Your objective -
The lines to copy from the data below are those that hold the string "Disconnect".

Given records -

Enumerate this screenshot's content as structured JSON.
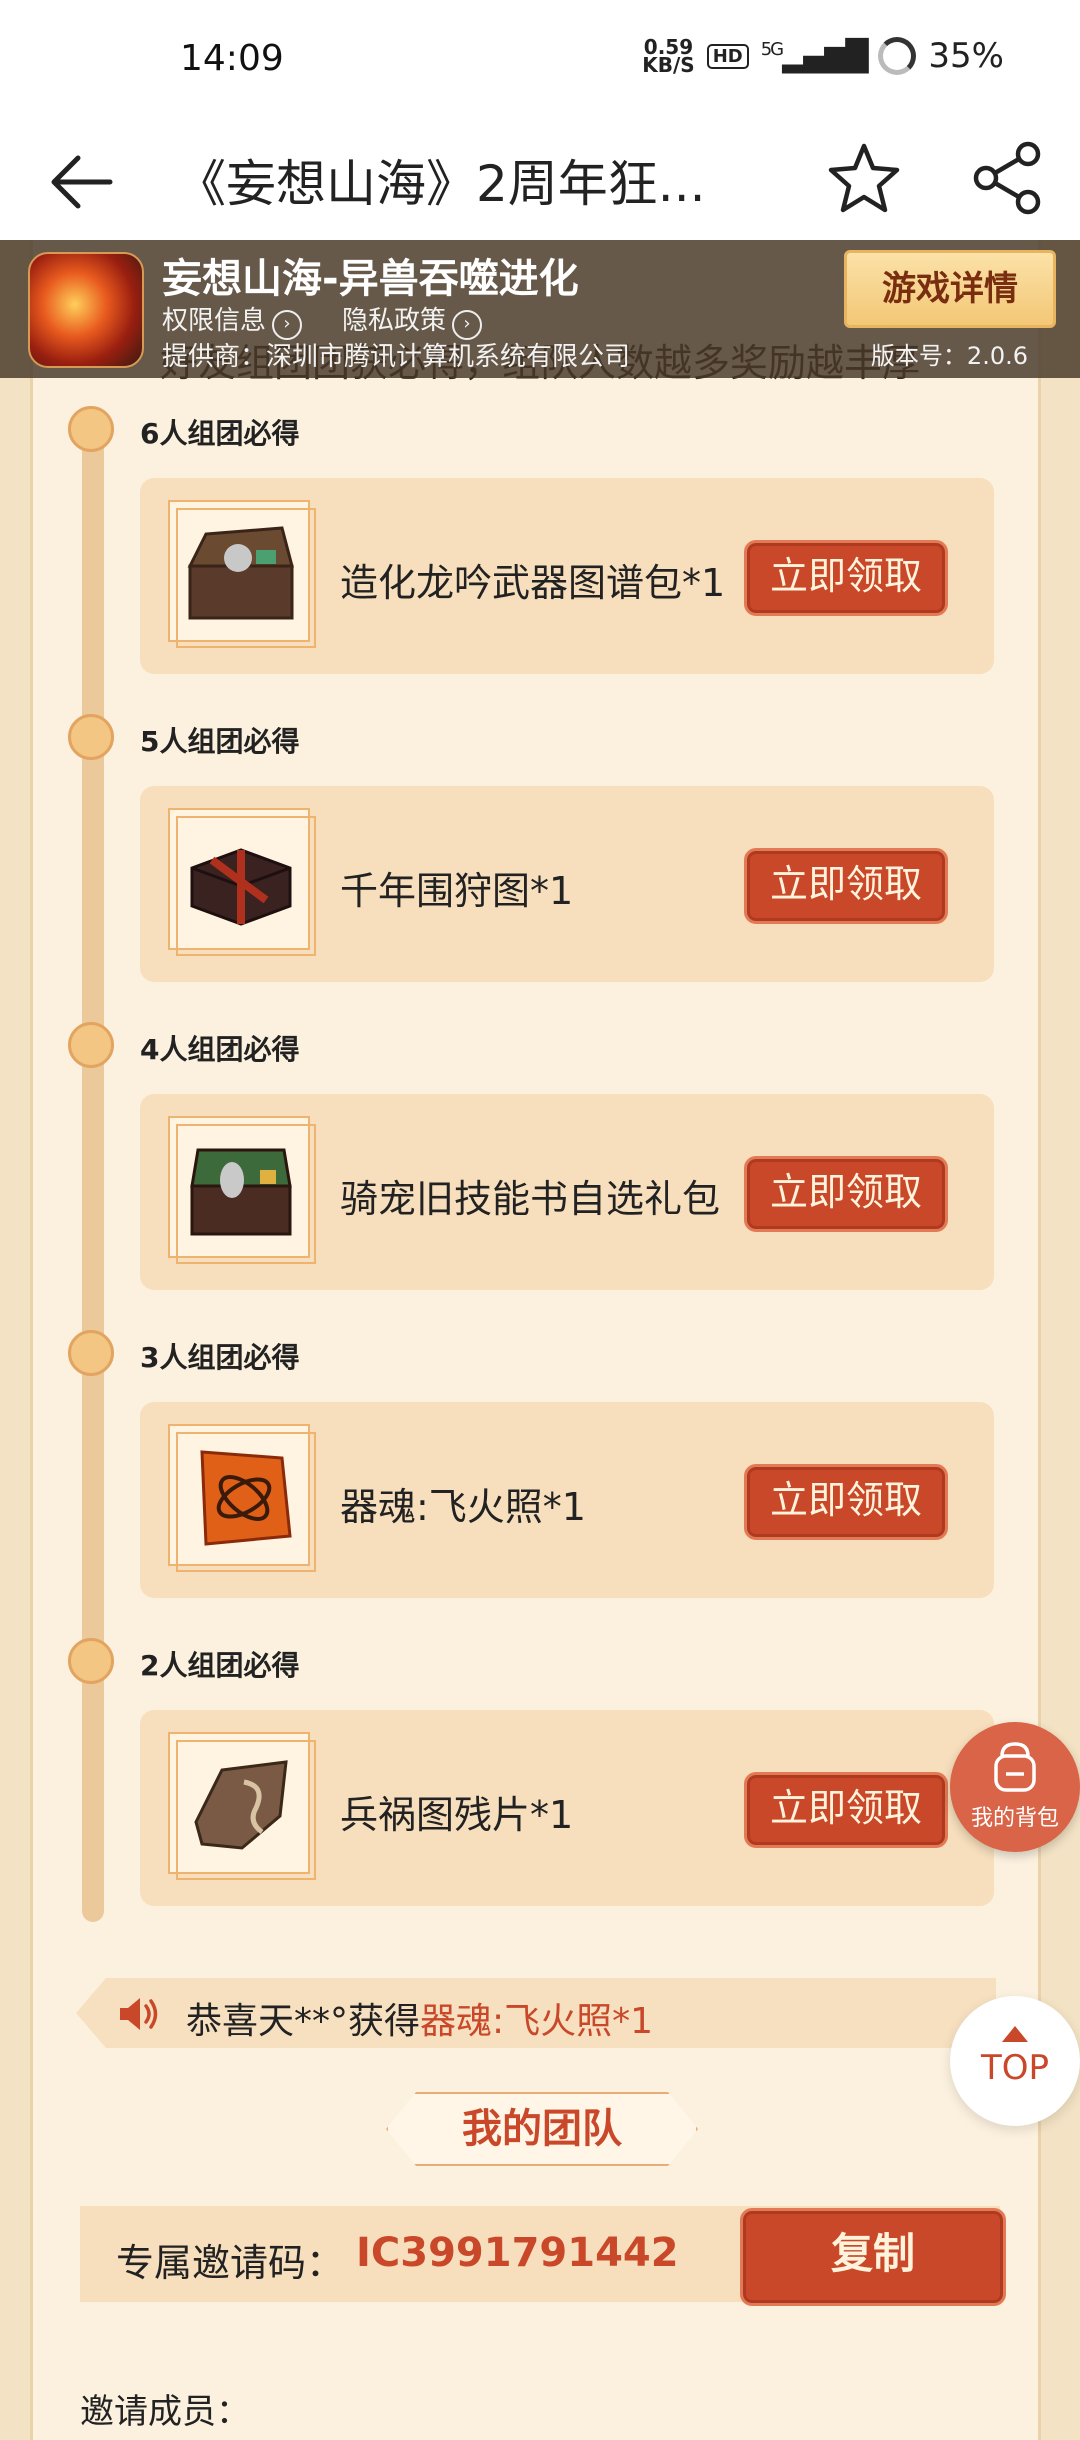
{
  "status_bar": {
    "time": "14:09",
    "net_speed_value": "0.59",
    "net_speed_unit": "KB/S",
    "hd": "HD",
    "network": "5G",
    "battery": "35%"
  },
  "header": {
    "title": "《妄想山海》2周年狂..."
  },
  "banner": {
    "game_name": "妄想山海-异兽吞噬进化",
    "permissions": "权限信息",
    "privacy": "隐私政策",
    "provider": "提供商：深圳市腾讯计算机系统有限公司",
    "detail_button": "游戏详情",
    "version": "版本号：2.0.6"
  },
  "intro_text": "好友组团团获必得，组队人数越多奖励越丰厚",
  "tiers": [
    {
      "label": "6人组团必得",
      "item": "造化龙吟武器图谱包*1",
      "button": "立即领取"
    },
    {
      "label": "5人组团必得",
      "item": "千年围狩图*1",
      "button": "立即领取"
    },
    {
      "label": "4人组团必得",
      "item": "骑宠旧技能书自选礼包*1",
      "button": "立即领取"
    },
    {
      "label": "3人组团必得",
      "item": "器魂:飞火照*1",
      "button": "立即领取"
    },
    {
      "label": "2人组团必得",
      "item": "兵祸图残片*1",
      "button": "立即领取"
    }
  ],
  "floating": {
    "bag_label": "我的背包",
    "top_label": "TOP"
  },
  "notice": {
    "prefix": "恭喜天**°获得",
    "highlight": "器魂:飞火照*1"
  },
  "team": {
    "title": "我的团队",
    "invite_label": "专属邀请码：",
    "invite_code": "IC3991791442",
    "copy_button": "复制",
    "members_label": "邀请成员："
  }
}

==

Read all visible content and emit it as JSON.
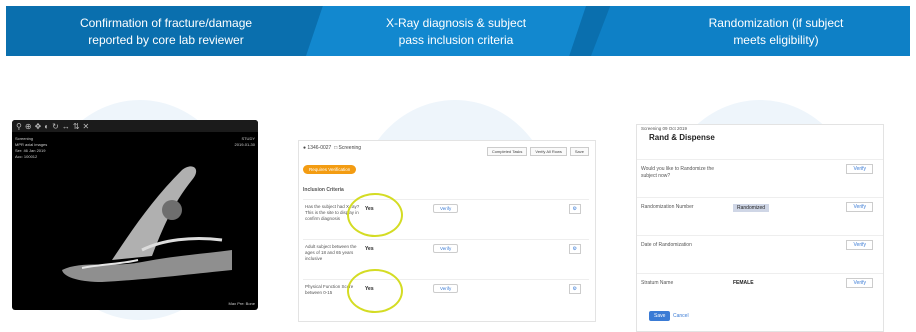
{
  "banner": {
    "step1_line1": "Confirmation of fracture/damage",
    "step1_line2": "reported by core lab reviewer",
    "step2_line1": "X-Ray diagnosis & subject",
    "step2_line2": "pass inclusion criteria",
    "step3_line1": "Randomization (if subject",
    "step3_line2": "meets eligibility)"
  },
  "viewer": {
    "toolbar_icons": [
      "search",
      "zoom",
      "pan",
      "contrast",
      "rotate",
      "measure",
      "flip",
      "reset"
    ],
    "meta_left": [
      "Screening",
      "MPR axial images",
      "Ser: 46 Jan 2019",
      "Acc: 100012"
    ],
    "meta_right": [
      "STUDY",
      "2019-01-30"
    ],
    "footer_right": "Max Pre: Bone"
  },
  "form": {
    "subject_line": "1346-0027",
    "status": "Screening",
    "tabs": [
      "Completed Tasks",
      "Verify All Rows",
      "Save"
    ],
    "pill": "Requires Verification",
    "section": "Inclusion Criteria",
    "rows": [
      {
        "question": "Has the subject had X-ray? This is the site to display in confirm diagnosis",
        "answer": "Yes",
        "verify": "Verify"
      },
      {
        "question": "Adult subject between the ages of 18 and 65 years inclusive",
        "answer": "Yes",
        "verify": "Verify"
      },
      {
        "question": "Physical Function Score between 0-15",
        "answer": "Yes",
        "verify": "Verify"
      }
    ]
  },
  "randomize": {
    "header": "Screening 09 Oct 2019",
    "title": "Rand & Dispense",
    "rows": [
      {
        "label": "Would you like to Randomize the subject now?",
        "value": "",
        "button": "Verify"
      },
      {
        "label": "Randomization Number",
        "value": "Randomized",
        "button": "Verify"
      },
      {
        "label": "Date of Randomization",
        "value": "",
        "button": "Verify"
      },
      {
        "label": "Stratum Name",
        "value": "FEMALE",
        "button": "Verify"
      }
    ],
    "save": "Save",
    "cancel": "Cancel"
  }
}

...

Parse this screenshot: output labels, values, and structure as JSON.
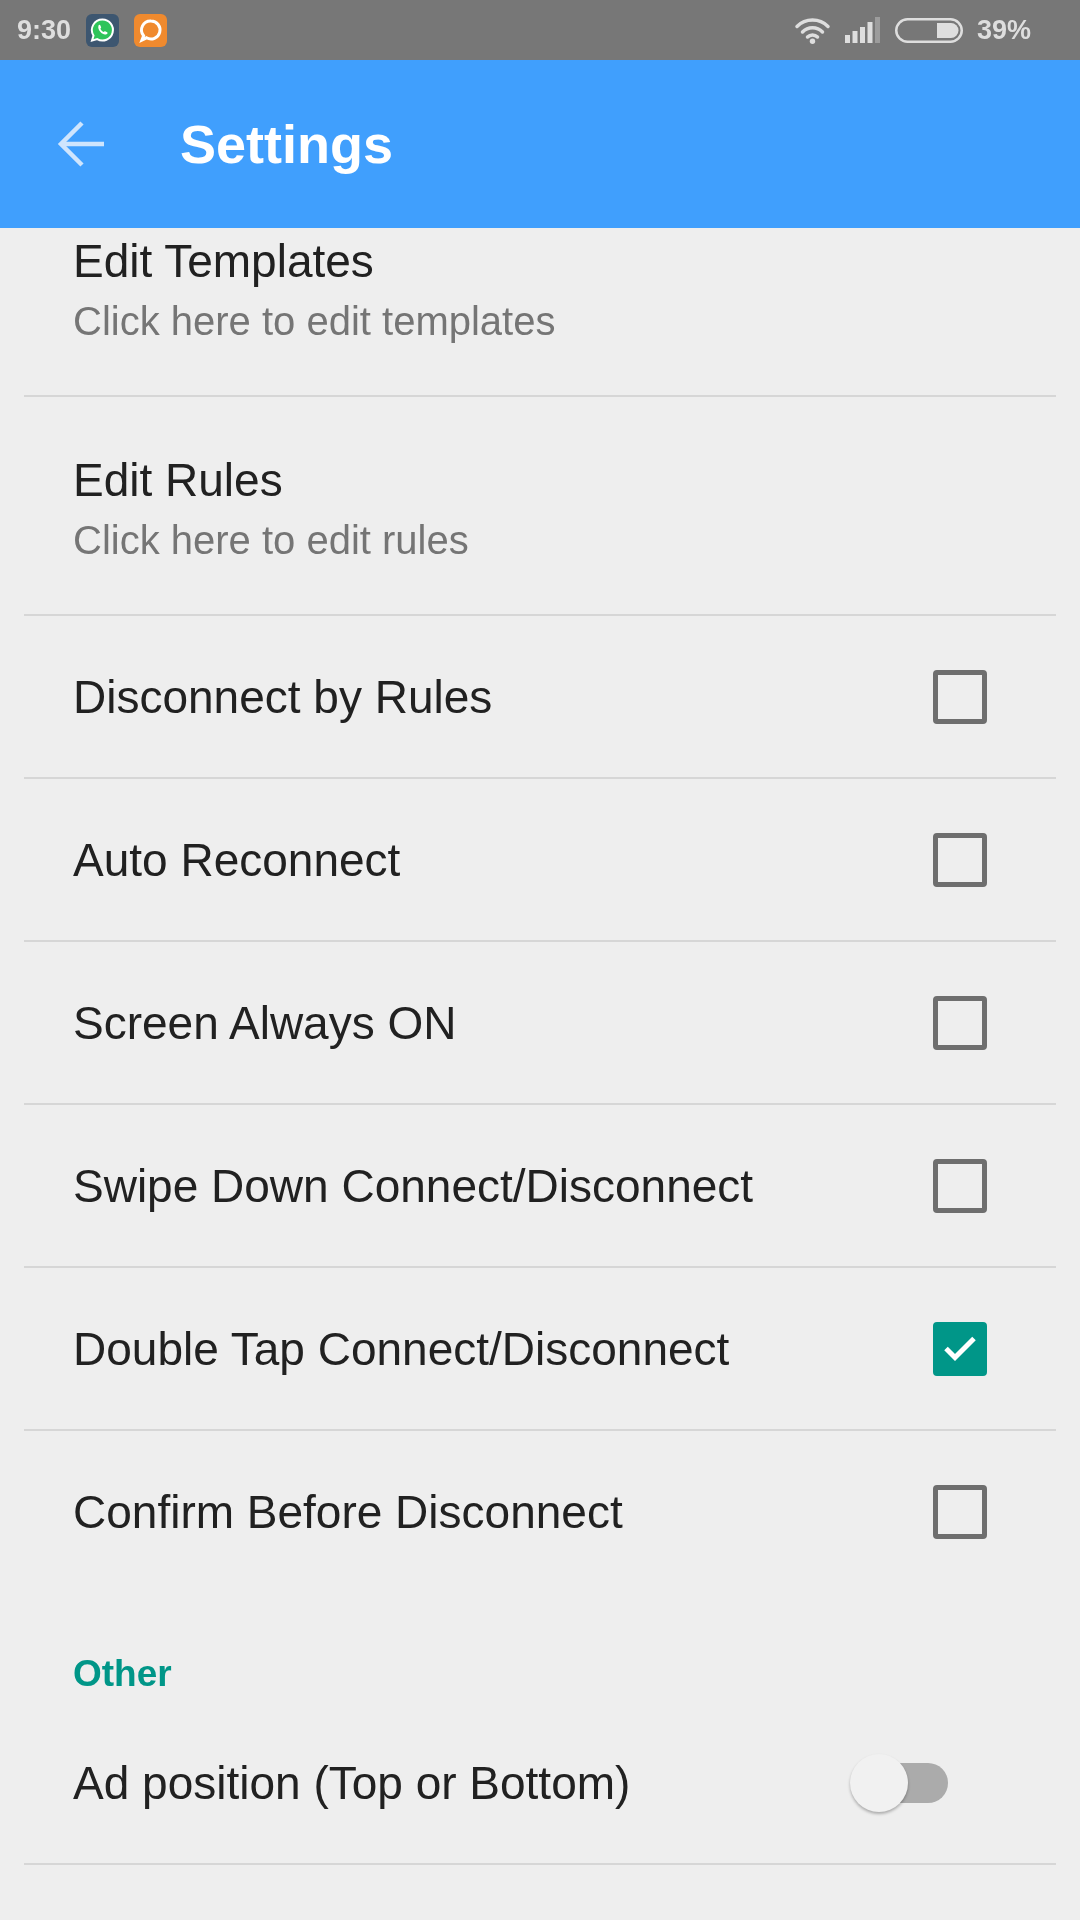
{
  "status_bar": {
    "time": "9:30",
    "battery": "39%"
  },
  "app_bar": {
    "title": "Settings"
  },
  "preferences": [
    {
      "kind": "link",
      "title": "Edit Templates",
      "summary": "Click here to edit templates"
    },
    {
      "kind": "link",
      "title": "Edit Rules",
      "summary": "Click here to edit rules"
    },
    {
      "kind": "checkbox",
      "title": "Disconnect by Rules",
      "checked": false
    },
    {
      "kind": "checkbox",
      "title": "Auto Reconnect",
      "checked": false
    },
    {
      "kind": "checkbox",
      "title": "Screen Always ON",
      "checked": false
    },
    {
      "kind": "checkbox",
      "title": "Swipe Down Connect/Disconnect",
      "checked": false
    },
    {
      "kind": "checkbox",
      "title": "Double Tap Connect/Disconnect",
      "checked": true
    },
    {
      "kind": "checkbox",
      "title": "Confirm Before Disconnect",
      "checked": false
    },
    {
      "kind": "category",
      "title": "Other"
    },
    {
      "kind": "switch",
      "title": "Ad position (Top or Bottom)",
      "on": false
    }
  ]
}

Output for this exercise -
      "title": "Disconnect by Rules",
      "title": "Swipe Down Connect/Disconnect",
      "title": "Double Tap Connect/Disconnect",
      "title": "Confirm Before Disconnect",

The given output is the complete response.